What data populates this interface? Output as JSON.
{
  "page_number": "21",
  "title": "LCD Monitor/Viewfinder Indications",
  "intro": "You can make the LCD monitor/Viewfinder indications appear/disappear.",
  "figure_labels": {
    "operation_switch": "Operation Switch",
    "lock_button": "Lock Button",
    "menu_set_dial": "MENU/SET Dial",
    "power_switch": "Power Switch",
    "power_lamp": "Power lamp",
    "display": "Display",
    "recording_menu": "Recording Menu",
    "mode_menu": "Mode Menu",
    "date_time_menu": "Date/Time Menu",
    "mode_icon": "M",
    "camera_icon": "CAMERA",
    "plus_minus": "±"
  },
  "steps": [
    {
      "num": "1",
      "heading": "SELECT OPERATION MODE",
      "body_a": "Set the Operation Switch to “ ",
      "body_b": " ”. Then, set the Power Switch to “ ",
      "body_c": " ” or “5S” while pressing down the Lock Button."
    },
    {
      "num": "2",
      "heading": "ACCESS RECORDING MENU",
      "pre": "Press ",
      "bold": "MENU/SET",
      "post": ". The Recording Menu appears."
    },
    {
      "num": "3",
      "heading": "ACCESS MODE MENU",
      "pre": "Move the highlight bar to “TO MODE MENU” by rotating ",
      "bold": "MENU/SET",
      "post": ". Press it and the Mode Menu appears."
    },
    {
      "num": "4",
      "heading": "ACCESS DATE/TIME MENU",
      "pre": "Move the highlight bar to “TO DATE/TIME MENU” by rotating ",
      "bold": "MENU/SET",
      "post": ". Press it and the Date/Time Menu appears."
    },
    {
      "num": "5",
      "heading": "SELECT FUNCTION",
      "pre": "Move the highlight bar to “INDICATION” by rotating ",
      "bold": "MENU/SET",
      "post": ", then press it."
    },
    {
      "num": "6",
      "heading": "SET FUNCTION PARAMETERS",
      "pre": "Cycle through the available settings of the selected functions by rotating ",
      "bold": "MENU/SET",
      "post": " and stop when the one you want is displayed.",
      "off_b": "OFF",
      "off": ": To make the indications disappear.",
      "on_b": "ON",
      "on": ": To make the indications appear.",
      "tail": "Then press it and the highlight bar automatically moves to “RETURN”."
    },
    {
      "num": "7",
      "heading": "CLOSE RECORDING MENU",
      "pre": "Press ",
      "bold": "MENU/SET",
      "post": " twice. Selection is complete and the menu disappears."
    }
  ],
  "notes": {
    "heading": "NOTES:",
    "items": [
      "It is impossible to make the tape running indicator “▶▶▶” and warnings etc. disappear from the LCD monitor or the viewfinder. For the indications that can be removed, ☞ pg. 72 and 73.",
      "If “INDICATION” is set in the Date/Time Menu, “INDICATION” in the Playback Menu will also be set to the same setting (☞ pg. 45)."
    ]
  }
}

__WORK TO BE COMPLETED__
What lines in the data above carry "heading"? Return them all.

__YOUR SOLUTION__
      "heading": "SELECT OPERATION MODE",
      "heading": "ACCESS RECORDING MENU",
      "heading": "ACCESS MODE MENU",
      "heading": "ACCESS DATE/TIME MENU",
      "heading": "SELECT FUNCTION",
      "heading": "SET FUNCTION PARAMETERS",
      "heading": "CLOSE RECORDING MENU",
    "heading": "NOTES:",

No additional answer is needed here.